[[ Exercise inputs, beginning ]]
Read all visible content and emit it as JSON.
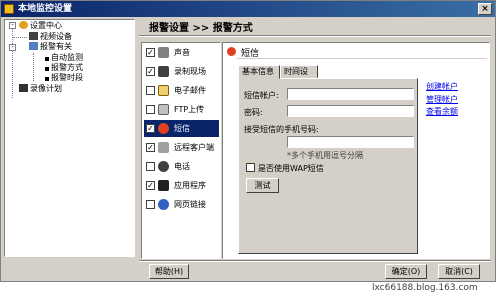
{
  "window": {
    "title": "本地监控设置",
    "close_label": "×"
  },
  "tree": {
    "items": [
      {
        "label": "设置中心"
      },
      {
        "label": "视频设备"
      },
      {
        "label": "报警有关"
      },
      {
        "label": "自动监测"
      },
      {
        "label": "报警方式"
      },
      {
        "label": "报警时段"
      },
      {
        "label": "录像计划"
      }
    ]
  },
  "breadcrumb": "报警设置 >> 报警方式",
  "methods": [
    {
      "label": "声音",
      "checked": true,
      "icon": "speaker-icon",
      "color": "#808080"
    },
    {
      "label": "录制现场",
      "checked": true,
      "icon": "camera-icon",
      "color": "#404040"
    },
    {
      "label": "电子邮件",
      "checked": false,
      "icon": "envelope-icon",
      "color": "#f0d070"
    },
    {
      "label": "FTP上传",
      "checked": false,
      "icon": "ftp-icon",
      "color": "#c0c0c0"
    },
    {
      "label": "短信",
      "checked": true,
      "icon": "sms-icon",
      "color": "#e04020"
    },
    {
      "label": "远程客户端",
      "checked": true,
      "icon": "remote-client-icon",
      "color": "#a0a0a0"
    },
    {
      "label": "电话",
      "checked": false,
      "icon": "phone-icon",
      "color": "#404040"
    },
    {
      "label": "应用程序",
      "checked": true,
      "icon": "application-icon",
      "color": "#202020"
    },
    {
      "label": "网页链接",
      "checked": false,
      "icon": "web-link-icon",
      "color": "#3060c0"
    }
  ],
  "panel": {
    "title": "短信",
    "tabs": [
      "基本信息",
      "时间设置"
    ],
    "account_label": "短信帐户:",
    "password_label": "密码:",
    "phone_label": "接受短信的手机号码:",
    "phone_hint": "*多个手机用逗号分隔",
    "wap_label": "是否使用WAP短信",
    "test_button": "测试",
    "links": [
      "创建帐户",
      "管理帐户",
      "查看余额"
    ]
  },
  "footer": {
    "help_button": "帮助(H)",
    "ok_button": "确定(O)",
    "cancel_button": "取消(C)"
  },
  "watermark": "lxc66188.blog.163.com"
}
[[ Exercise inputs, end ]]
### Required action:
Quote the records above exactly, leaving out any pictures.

### Task response:
Read all visible content and emit it as JSON.
{
  "window": {
    "title": "本地监控设置",
    "close_label": "×"
  },
  "tree": {
    "items": [
      {
        "label": "设置中心"
      },
      {
        "label": "视频设备"
      },
      {
        "label": "报警有关"
      },
      {
        "label": "自动监测"
      },
      {
        "label": "报警方式"
      },
      {
        "label": "报警时段"
      },
      {
        "label": "录像计划"
      }
    ]
  },
  "breadcrumb": "报警设置 >> 报警方式",
  "methods": [
    {
      "label": "声音",
      "checked": true,
      "icon": "speaker-icon",
      "color": "#808080"
    },
    {
      "label": "录制现场",
      "checked": true,
      "icon": "camera-icon",
      "color": "#404040"
    },
    {
      "label": "电子邮件",
      "checked": false,
      "icon": "envelope-icon",
      "color": "#f0d070"
    },
    {
      "label": "FTP上传",
      "checked": false,
      "icon": "ftp-icon",
      "color": "#c0c0c0"
    },
    {
      "label": "短信",
      "checked": true,
      "icon": "sms-icon",
      "color": "#e04020"
    },
    {
      "label": "远程客户端",
      "checked": true,
      "icon": "remote-client-icon",
      "color": "#a0a0a0"
    },
    {
      "label": "电话",
      "checked": false,
      "icon": "phone-icon",
      "color": "#404040"
    },
    {
      "label": "应用程序",
      "checked": true,
      "icon": "application-icon",
      "color": "#202020"
    },
    {
      "label": "网页链接",
      "checked": false,
      "icon": "web-link-icon",
      "color": "#3060c0"
    }
  ],
  "panel": {
    "title": "短信",
    "tabs": [
      "基本信息",
      "时间设置"
    ],
    "account_label": "短信帐户:",
    "password_label": "密码:",
    "phone_label": "接受短信的手机号码:",
    "phone_hint": "*多个手机用逗号分隔",
    "wap_label": "是否使用WAP短信",
    "test_button": "测试",
    "links": [
      "创建帐户",
      "管理帐户",
      "查看余额"
    ]
  },
  "footer": {
    "help_button": "帮助(H)",
    "ok_button": "确定(O)",
    "cancel_button": "取消(C)"
  },
  "watermark": "lxc66188.blog.163.com"
}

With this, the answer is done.